Of course there is a link between this and the old adage that filming books never works for the specific reason that the minute you create a physical image, it will fail to live up to your imagination. Take a simple line like "she was the most beautiful woman he'd ever seen". Of course no actress will match that, because noone is perfect. But in our mind it works, because we simply take a broad image and attach the description and the associated emotions to it - we don't actually work out what the person would look like.
Take one of my favourite lines from Blade Runner: "I've seen things you people wouldn't believe. Attack ships on fire off the shoulder of Orion. I've watched C-beams glitter in the dark near the Tannhauser Gate. All those moments will be lost in time, like tears in the rain. Time to die." We don't know what a C-beam is, but we all insert an image there - or, more likely, if the magic is working, we get that little bit of sense of wonder that makes SF&F special.

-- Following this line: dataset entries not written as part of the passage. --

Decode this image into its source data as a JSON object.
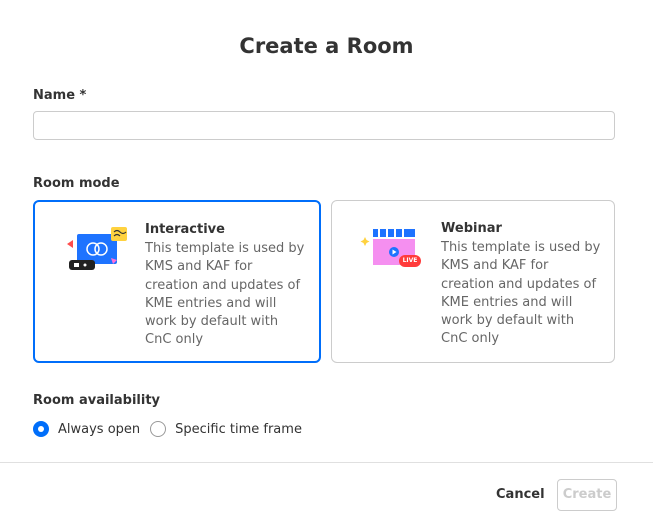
{
  "dialog": {
    "title": "Create a Room"
  },
  "name_field": {
    "label": "Name *",
    "value": "",
    "placeholder": ""
  },
  "room_mode": {
    "label": "Room mode",
    "selected": "Interactive",
    "options": [
      {
        "title": "Interactive",
        "description": "This template is used by KMS and KAF for creation and updates of KME entries and will work by default with CnC only",
        "icon": "interactive-room-icon",
        "selected": true
      },
      {
        "title": "Webinar",
        "description": "This template is used by KMS and KAF for creation and updates of KME entries and will work by default with CnC only",
        "icon": "webinar-room-icon",
        "badge": "LIVE",
        "selected": false
      }
    ]
  },
  "availability": {
    "label": "Room availability",
    "options": [
      {
        "label": "Always open",
        "checked": true
      },
      {
        "label": "Specific time frame",
        "checked": false
      }
    ]
  },
  "footer": {
    "cancel_label": "Cancel",
    "create_label": "Create",
    "create_enabled": false
  },
  "colors": {
    "accent": "#006efa",
    "text": "#333333",
    "muted_text": "#666666",
    "border": "#cccccc",
    "disabled": "#cccccc"
  }
}
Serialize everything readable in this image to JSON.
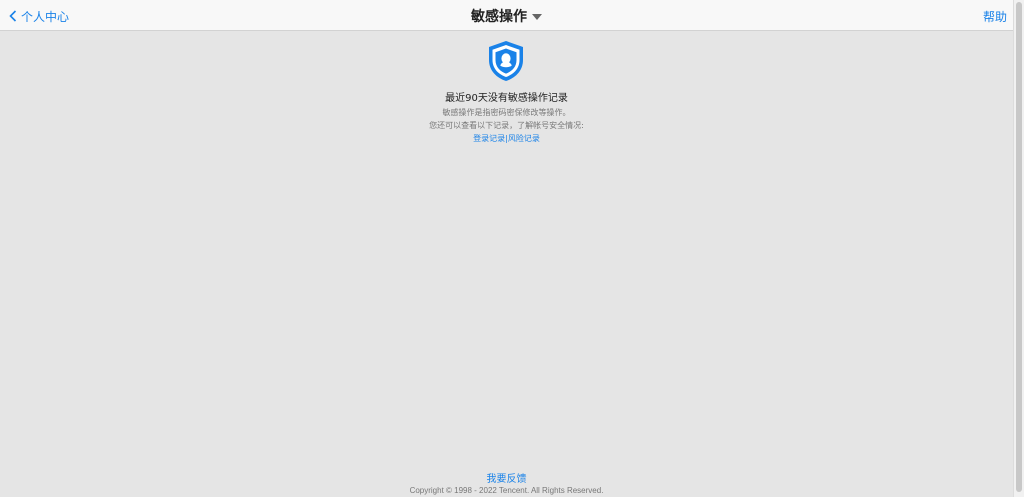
{
  "header": {
    "back_label": "个人中心",
    "title": "敏感操作",
    "help_label": "帮助"
  },
  "main": {
    "icon": "qq-shield-icon",
    "empty_title": "最近90天没有敏感操作记录",
    "desc_line1": "敏感操作是指密码密保修改等操作。",
    "desc_line2": "您还可以查看以下记录，了解帐号安全情况:",
    "link_login": "登录记录",
    "link_separator": "|",
    "link_risk": "风险记录"
  },
  "footer": {
    "feedback_label": "我要反馈",
    "copyright": "Copyright © 1998 - 2022 Tencent. All Rights Reserved."
  },
  "colors": {
    "accent": "#1a82e8",
    "background": "#e5e5e5",
    "topbar": "#f8f8f8"
  }
}
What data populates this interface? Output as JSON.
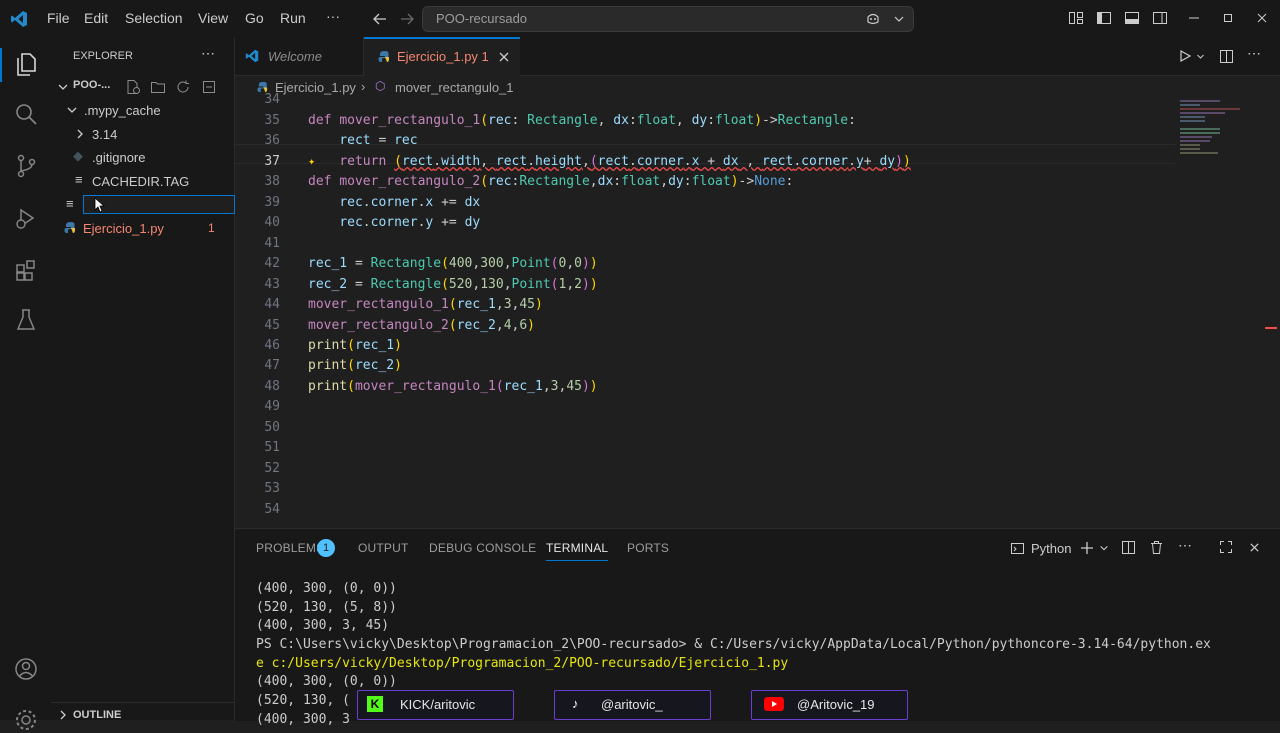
{
  "menu": [
    "File",
    "Edit",
    "Selection",
    "View",
    "Go",
    "Run",
    "···"
  ],
  "command_center": "POO-recursado",
  "explorer": {
    "title": "EXPLORER",
    "root": "POO-...",
    "items": [
      {
        "label": ".mypy_cache",
        "kind": "folder-open"
      },
      {
        "label": "3.14",
        "kind": "folder"
      },
      {
        "label": ".gitignore",
        "kind": "file"
      },
      {
        "label": "CACHEDIR.TAG",
        "kind": "file"
      },
      {
        "label": "",
        "kind": "new-file-input"
      },
      {
        "label": "Ejercicio_1.py",
        "kind": "python",
        "badge": "1"
      }
    ],
    "outline": "OUTLINE"
  },
  "tabs": [
    {
      "label": "Welcome"
    },
    {
      "label": "Ejercicio_1.py 1"
    }
  ],
  "breadcrumb": {
    "file": "Ejercicio_1.py",
    "symbol": "mover_rectangulo_1"
  },
  "code_lines": [
    "34",
    "35",
    "36",
    "37",
    "38",
    "39",
    "40",
    "41",
    "42",
    "43",
    "44",
    "45",
    "46",
    "47",
    "48",
    "49",
    "50",
    "51",
    "52",
    "53",
    "54"
  ],
  "panel": {
    "tabs": [
      "PROBLEMS",
      "OUTPUT",
      "DEBUG CONSOLE",
      "TERMINAL",
      "PORTS"
    ],
    "problems_badge": "1",
    "shell": "Python",
    "terminal": [
      "(400, 300, (0, 0))",
      "(520, 130, (5, 8))",
      "(400, 300, 3, 45)",
      "PS C:\\Users\\vicky\\Desktop\\Programacion_2\\POO-recursado> & C:/Users/vicky/AppData/Local/Python/pythoncore-3.14-64/python.ex",
      "e c:/Users/vicky/Desktop/Programacion_2/POO-recursado/Ejercicio_1.py",
      "(400, 300, (0, 0))",
      "(520, 130, (",
      "(400, 300, 3"
    ]
  },
  "overlays": {
    "kick": "KICK/aritovic",
    "tiktok": "@aritovic_",
    "youtube": "@Aritovic_19"
  }
}
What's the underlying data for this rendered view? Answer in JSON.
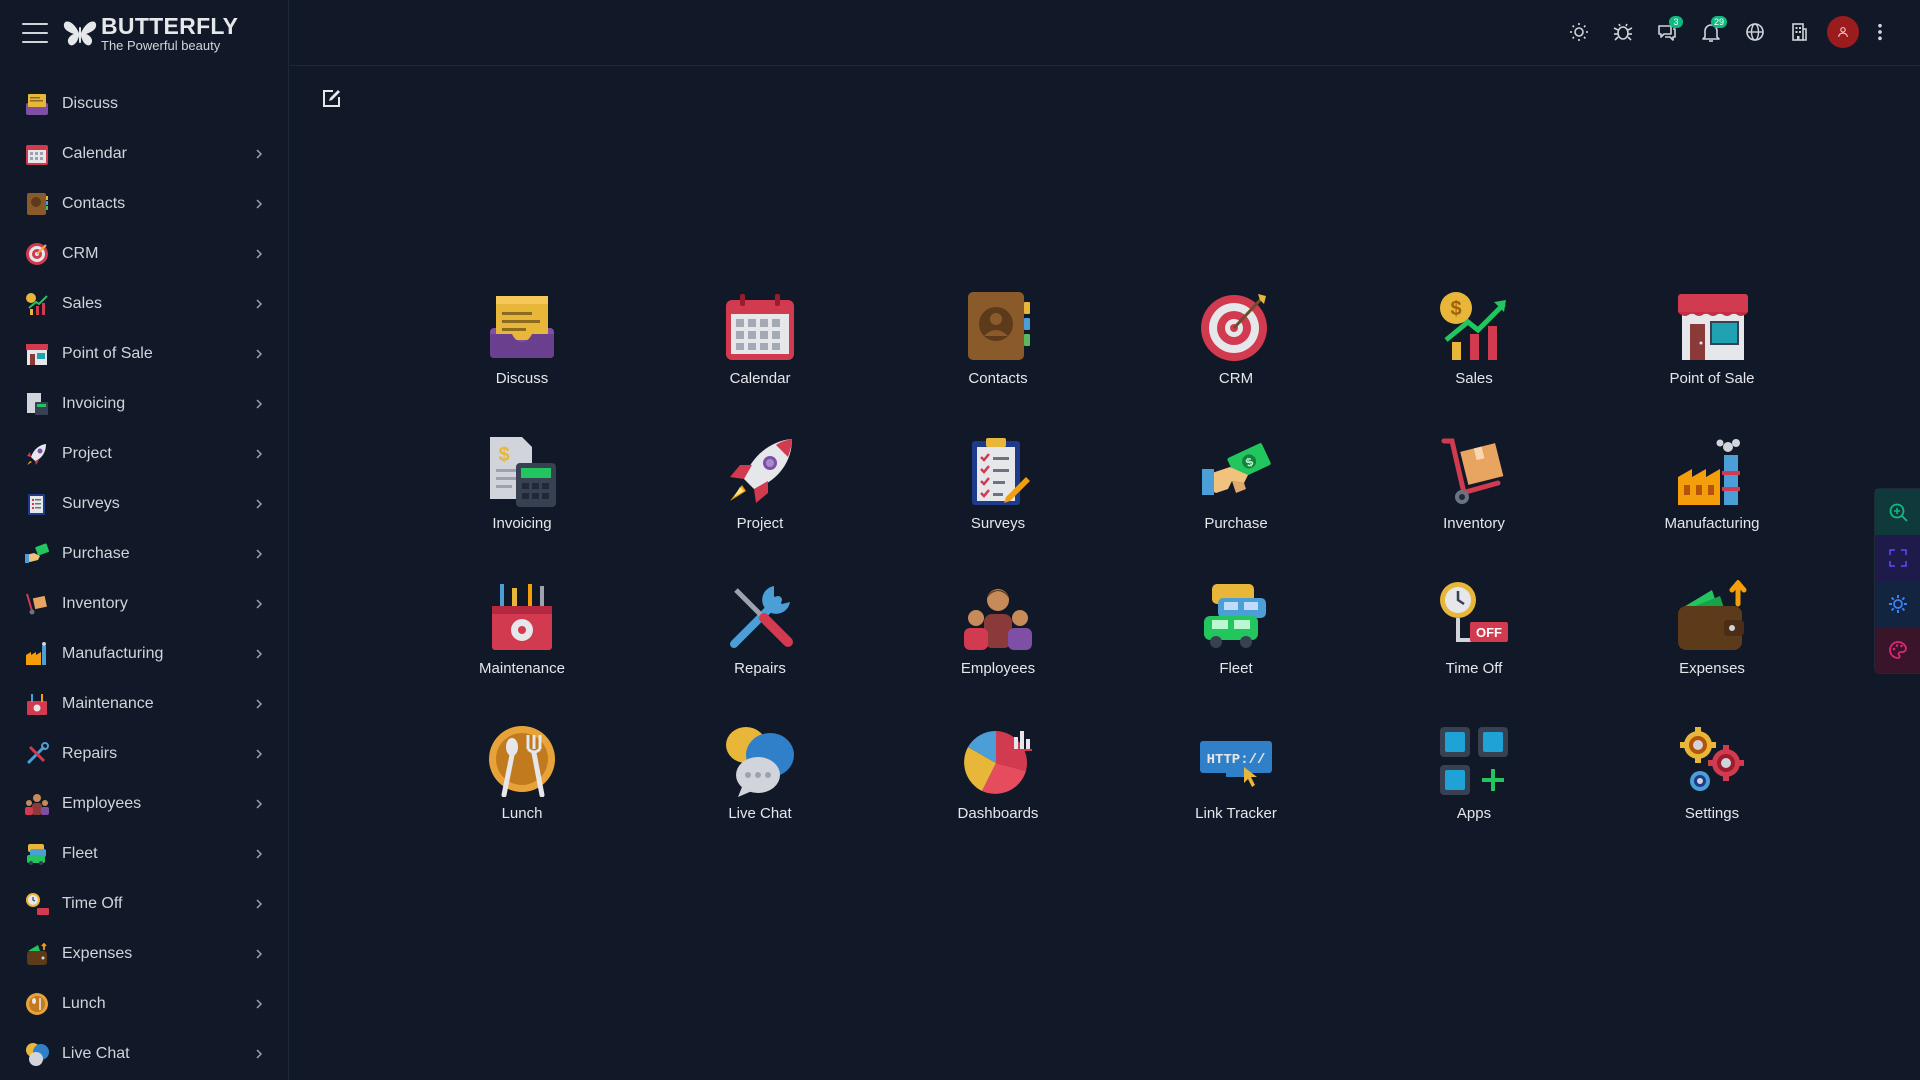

I had the same response tonight when the Doctor described the last days of the Time War. We don't really understand what a Time War is of course, but I thought RTD chose some great language - and by not explaining it, just reeling them off, that little moment really worked for me.